He questioned Cheung’s account of the killing, calling it “convenient” for the professor that he could not recall what had happened, while there was evidence to suggest that he might have used tools like a pair of pliers to twist the wires around Chan’s neck into a knot until the ends broke.
“He wanted to kill her,” the prosecutor continued. “This is a cold-blooded murder. The defendant did the killing calmly.”
Cheung’s counsel Graham Harris SC countered there were two other ways of looking at the case, with the defence of provocation being a “serious contender”, given the catalogue of abuse he had suffered over a long period of time.
“If this was a cruel, vicious, deliberate murder for financial reasons, you may think, members of the jury, that it was done in a strange way, at an odd place, in a strange time,” Harris said.
“The overwhelming inference, which is there for you to be drawn, is the defendant snapped, that he lost control, and we suggest the killing had nothing to do with the HK$4 million cheque.”
Harris said his client’s testimony “had a ring of truth, sad though it was”, adding that it was unfair and unjustified for the prosecutor to call Cheung evasive when he had answered every question.
The defence counsel further submitted that it was obvious Cheung had told lies in covering up the killing because he could not cope with the enormity of what he had done and had gone “almost into autopilot” out of panic.
He also reminded the jury how witness after witness had paid “a glowing tribute” to Cheung’s character as a soft-spoken, gentle man, and presented a very clear picture of how he was coping with increasing pressure at work and at home.
“The case has all the classic hallmarks of a human interest drama story – but it isn’t a movie, it isn’t a TV drama, this is real,” Harris said.
“This case is certainly the most important thing that will ever happen in this man’s life so all of us have got a heavy responsibility to try and get this right.

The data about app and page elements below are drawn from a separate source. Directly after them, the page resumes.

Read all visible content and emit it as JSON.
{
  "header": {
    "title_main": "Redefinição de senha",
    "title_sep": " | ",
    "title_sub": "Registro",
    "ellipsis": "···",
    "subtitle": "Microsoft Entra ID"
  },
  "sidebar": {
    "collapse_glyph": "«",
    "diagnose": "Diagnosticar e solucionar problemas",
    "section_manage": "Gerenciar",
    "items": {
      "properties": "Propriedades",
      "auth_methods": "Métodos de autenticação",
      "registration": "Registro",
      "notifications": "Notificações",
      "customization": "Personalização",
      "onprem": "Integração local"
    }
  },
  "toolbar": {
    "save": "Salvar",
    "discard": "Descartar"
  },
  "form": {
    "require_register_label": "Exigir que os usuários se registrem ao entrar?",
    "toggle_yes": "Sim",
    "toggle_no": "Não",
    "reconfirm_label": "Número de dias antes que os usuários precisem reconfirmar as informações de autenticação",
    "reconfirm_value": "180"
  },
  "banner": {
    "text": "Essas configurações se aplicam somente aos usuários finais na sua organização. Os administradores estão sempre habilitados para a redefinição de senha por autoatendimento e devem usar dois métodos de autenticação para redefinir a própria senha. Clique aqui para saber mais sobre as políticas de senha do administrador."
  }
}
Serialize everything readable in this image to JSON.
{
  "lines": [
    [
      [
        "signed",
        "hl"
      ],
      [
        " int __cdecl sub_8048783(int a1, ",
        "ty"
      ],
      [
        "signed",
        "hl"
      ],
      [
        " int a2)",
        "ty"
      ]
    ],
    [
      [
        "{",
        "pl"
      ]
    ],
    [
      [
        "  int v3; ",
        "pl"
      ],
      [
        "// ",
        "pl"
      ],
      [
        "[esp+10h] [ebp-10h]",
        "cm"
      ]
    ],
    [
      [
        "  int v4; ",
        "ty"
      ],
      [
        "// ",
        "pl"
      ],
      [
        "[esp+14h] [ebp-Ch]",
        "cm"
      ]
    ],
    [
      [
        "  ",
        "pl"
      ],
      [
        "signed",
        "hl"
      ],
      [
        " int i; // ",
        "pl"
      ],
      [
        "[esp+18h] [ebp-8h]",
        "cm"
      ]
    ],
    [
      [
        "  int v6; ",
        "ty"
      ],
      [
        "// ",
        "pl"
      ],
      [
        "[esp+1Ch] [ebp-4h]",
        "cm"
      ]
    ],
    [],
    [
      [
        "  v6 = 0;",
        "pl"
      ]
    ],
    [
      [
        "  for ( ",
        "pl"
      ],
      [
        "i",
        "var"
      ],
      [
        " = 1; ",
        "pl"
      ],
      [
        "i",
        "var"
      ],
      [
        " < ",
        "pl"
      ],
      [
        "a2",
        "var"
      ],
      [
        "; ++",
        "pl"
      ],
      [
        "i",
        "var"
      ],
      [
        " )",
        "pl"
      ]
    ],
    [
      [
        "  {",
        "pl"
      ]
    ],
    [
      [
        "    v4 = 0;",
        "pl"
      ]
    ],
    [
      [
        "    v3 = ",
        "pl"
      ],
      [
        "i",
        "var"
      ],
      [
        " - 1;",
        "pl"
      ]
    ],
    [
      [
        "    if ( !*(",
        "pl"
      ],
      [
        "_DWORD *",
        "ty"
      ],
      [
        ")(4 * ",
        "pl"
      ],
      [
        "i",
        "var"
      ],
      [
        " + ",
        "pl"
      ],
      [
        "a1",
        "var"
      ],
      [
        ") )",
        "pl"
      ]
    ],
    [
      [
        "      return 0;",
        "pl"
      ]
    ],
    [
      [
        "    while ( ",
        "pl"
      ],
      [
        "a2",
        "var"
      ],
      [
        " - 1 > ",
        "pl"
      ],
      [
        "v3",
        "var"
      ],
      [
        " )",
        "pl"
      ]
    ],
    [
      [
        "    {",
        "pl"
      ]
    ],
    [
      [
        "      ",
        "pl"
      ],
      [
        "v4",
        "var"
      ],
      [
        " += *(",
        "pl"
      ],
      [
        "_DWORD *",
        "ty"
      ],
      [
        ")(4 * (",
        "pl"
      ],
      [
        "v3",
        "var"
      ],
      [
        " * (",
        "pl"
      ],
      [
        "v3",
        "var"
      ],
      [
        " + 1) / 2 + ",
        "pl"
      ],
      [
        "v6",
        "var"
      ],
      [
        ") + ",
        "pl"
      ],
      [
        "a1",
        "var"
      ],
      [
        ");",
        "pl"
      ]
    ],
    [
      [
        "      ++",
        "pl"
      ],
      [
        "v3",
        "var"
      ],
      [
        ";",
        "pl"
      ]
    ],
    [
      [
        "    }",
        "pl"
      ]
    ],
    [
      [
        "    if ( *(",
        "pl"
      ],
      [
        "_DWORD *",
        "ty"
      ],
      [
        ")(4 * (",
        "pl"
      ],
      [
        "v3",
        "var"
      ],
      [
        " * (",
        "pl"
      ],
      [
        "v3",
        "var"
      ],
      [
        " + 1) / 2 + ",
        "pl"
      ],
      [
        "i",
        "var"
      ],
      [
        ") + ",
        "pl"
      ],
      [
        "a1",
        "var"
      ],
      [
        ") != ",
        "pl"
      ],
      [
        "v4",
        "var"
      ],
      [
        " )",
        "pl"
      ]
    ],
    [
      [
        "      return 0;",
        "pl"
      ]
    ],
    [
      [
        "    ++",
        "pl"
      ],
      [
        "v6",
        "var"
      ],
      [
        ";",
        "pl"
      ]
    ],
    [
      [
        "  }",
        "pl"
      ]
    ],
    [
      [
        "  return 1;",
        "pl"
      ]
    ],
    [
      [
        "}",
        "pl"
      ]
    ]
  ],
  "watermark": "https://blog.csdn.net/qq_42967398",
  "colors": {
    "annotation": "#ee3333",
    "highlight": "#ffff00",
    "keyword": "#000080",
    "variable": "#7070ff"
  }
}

“The only one true verdict in this case is not guilty of murder but guilty of manslaughter,” the counsel said.
Madam Justice Anthea Pang Po-kam will direct the jury on Wednesday.